HARI SREENIVASAN: For high school seniors around the country and their families, it’s the season to think about college applications and costs. A key to all of it, of course, is, what kind of financial aid can they receive? It’s even more crucial for low- and middle-income students who may be leaving thousands of potential dollars on the table each year.
Starting this weekend, there are important changes for a student filling out the Free Application for Federal Student Aid, also known as FAFSA.
For one thing, they will be able to fill it out months earlier, in the hopes of getting information as they try to choose a school.
Let’s fill in the picture.
Kim Cook is the executive director of the National College Access Network, which works closely on these issues.
So, first, what’s the significance of what’s happening this weekend?
KIM COOK, Executive Director, National College Access Network: It’s tremendous.
Right now, over 1.4 million students left $2.7 billion in financial aid on the table by not completing the Free Application for Federal Student Aid. So, these changes that will make the form earlier and easier for students are significant in helping many of those low-income students access the money they need to attend college.
HARI SREENIVASAN: And one of the significant complaints was how complex it was, how much information they needed. Now apparently there is a connection between your previous tax filing that you can sort of autopopulate online.
KIM COOK: There is, so that’s called the Internal Revenue Service data retrieval tool in lingo.
What’s significant about these changes that are coming online tomorrow are that more students can more easily transfer that tax information because it’s currently available tax data. In the past, we asked students to transfer the date that really wasn’t available until tax filing deadlines.
But now we’re going back another year to make it more available and easier for students to populate the forms with that income information that is sometimes hard to find.
HARI SREENIVASAN: Now, there is also that gap between when you found out if a school wanted you or not and then another couple of weeks or months to figure out what kind of financial aid you were going to get from them.
KIM COOK: Exactly.
So, because of the filing times that used to be in January, financial aid offices were under the gun to get award applications out to students, so that they could make informed decisions about what kind of aid was available at each particular school, and where they could afford and make that college choice.

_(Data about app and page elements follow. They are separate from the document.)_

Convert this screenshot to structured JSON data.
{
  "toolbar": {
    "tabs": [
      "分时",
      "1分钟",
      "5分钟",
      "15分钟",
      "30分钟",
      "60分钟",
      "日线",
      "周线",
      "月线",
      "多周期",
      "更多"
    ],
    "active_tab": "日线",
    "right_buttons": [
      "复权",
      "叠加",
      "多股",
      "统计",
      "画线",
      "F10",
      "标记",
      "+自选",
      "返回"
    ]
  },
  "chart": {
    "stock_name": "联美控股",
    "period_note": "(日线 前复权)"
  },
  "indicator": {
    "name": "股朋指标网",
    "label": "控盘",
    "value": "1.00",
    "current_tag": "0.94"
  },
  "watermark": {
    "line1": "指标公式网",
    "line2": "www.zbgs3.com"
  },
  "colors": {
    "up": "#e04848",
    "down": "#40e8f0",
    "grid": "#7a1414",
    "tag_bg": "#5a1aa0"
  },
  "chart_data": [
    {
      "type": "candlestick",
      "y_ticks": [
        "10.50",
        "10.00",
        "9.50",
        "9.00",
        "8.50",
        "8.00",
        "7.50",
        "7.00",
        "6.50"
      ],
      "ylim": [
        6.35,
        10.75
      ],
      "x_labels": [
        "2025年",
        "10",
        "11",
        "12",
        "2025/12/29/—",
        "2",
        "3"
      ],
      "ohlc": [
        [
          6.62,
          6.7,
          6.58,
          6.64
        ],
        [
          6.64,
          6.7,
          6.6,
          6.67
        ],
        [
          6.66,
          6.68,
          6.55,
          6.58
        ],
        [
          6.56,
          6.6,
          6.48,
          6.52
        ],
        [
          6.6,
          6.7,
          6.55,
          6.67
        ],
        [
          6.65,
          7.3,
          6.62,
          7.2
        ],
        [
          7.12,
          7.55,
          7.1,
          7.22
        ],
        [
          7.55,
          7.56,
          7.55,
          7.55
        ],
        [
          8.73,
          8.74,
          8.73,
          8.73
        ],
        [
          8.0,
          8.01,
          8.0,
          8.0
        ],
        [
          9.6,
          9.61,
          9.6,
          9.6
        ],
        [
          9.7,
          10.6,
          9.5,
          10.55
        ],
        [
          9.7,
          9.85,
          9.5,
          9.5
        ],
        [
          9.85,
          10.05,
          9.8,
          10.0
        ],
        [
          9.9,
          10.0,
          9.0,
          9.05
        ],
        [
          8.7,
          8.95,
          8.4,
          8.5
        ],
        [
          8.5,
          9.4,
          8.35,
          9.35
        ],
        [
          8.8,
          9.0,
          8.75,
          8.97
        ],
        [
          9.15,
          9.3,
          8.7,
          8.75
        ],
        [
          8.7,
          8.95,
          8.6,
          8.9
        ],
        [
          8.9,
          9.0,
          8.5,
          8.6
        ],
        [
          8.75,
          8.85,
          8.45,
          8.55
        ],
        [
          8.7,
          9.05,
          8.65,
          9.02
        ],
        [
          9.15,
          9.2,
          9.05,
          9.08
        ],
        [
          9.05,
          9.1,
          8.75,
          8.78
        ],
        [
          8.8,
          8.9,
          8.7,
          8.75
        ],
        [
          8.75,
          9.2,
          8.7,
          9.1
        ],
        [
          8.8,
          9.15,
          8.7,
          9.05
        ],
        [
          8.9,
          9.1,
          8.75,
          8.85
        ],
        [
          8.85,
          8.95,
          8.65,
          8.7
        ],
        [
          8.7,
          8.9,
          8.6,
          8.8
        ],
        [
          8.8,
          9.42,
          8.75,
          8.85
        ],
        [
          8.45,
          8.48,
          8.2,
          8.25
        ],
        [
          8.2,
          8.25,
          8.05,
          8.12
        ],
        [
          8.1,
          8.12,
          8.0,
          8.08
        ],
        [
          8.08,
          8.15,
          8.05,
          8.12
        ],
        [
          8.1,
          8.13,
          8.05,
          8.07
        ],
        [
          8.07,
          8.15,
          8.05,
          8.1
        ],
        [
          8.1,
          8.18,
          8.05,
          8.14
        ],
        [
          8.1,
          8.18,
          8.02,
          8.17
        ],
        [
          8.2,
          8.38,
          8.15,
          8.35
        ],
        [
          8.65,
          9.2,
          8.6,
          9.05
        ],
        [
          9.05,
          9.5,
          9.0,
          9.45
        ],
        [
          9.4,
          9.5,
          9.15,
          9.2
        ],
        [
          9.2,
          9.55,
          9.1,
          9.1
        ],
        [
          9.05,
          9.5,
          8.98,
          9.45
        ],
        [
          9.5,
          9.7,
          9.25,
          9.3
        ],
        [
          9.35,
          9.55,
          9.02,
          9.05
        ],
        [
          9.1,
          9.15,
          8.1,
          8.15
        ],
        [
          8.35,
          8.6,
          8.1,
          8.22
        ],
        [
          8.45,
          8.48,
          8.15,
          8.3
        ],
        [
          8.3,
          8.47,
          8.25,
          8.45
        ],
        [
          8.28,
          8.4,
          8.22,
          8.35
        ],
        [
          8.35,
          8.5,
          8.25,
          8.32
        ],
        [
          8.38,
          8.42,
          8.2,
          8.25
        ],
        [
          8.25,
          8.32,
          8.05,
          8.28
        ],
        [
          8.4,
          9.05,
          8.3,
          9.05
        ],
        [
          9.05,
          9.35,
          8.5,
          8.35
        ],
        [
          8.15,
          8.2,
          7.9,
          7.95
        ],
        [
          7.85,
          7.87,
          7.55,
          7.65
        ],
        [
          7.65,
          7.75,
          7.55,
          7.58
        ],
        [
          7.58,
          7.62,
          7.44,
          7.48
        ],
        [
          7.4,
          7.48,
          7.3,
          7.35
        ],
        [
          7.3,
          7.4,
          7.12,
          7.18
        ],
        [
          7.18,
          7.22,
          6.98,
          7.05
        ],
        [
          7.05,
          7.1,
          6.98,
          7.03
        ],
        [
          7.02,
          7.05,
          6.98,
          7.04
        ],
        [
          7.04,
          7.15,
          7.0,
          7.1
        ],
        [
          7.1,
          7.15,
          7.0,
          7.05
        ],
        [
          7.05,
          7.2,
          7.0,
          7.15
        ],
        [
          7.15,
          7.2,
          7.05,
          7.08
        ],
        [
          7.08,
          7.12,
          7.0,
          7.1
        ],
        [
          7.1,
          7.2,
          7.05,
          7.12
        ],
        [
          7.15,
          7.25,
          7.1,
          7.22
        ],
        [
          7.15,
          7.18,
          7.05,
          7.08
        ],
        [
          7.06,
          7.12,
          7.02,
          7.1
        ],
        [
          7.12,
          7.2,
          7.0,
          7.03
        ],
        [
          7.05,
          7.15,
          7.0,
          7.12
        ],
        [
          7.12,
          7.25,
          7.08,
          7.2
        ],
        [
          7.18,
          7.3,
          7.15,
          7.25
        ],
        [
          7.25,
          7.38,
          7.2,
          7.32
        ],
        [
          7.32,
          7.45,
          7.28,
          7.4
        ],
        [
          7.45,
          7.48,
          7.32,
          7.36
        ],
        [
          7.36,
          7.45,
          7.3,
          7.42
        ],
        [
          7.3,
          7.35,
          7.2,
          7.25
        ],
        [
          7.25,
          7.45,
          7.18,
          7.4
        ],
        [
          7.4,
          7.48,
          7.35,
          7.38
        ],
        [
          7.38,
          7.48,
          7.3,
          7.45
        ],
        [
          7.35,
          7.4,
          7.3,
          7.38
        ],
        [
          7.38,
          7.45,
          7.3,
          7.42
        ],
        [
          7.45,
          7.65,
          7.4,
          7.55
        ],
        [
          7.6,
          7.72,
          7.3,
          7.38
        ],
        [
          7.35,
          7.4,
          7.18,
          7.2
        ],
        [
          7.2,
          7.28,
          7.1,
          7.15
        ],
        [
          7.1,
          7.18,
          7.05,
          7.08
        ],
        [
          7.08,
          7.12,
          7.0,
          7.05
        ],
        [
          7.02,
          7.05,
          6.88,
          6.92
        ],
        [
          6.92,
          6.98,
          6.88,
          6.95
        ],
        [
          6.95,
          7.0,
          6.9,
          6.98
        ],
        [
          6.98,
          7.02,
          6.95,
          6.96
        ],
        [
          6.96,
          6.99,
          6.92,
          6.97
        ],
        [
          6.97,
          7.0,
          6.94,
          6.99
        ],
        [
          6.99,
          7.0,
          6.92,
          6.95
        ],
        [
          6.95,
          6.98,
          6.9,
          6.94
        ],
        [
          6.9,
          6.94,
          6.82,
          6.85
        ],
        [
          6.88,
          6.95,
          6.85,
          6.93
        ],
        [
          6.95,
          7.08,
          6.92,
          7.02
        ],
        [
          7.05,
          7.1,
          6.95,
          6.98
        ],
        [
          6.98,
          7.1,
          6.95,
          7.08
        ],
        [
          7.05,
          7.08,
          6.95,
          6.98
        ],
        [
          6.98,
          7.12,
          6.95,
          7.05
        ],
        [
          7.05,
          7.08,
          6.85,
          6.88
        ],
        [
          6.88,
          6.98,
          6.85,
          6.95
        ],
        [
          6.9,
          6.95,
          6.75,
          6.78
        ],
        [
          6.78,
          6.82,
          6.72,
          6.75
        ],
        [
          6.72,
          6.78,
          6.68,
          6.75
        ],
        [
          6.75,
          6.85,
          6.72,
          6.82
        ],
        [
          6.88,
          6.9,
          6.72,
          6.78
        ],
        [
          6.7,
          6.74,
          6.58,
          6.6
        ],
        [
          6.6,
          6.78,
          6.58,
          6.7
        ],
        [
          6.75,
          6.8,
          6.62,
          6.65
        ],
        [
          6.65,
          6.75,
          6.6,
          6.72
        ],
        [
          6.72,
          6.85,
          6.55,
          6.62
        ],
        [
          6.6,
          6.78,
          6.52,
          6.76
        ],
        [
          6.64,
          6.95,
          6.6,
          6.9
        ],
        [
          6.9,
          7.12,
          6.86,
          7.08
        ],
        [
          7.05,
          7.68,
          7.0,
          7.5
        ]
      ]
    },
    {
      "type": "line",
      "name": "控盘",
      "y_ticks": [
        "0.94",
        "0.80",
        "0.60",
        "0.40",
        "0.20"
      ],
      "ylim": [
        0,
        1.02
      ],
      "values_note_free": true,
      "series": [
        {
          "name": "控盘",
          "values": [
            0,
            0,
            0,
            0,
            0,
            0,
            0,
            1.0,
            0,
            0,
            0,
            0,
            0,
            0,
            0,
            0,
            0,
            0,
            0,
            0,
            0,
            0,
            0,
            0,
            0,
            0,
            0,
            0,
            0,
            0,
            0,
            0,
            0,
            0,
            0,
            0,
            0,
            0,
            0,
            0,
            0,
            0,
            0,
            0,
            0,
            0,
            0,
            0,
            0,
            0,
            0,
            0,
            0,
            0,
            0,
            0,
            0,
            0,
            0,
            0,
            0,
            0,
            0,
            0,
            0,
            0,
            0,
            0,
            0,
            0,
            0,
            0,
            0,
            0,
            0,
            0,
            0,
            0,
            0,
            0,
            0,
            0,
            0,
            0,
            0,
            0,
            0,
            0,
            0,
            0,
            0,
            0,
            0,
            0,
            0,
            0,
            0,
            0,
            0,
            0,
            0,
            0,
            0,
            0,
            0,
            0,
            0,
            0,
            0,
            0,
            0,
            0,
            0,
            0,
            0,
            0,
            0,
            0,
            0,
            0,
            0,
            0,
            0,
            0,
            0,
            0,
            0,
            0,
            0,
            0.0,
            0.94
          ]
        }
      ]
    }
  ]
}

More importantly, on the front end, there was a crunch that we asked students to think about which colleges they would apply or go to before they had any sense of their aid eligibility, never mind what they will have now, which is a commitment of federal student aid on the front end, as early as October now, as they go into their college search and application time.
HARI SREENIVASAN: So, this was part of the general disincentive over kind of the burdens of trying to get in, I don’t know how much money I’m going to get, I don’t who is going to accept me, and kind of one competing with the other.
KIM COOK: Right. Right.
So, now we’re giving students an early commitment of at least their federal aid, so a low-income student who receives a Pell Grant and subsidized loans could have up to $11,500 of a commitment as they look around and, A, make the important decision that college is affordable and something for me, and, B, where to go, that I have a commitment of money in my pocket to make this possible.
HARI SREENIVASAN: So, what happens if the colleges just decide to move all of their deadlines up? There’s been some concern, especially for low- and middle-income households, that a deadline creep actually adds a lot of pressure and decreases the amount of completed applications.
KIM COOK: We’re watching carefully in this first year, because that is a concern, that students could have a real crunch to push what used to be a longer process and truncate that process of admissions and financial aid into the same three months.
The good news is, regardless of how that does play out this year, the May 1 commitment date holds steady. So, students could have that information earlier, but they can’t be pressured to commit to an aid package before May 1.
HARI SREENIVASAN: Now, you said in the beginning, but it’s kind of staggering to think about $2 billion left on the table.
How many students start this process and don’t finish?
KIM COOK: We’re still trying to get some of that data.
Right now, we know how many students don’t complete. So, 45 — only 45 percent of high school seniors complete a FAFSA by their high school graduation. Some continue to complete it after high school graduation as well. But that’s still a staggering number, when you consider that the FAFSA is the ultimate predictor of whether a student will go on to enroll in college, with 90 percent of those completing a FAFSA enrolling in college.
HARI SREENIVASAN: And it’s also interesting that there are multiple things. It’s not just family income that figures out what kind of aid you get.
KIM COOK: Right.
So, income obviously plays a significant role, but the number in college, whether your family qualifies for other federal means-tested benefits, where you go to college, so, many, many factors factor in. The key message that we want to get across and is part of a national FAFSA completion campaign that NCAN is kicking off called Form Your Future, is that this is your first step to going to college.
All students should complete the FAFSA and get the money for which they’re eligible.
HARI SREENIVASAN: And even whether the type of household that you’re in, what kind of siblings, if you have other siblings in school, are all factors.
KIM COOK: Exactly. Exactly. Number in household, number in college, all of those factors come into play.
So, we don’t want any students to rule themselves out. We want all students to complete that FAFSA to get that money that has been left on the table.
HARI SREENIVASAN: All right, Kim Cook, thanks so much.
KIM COOK: Thank you.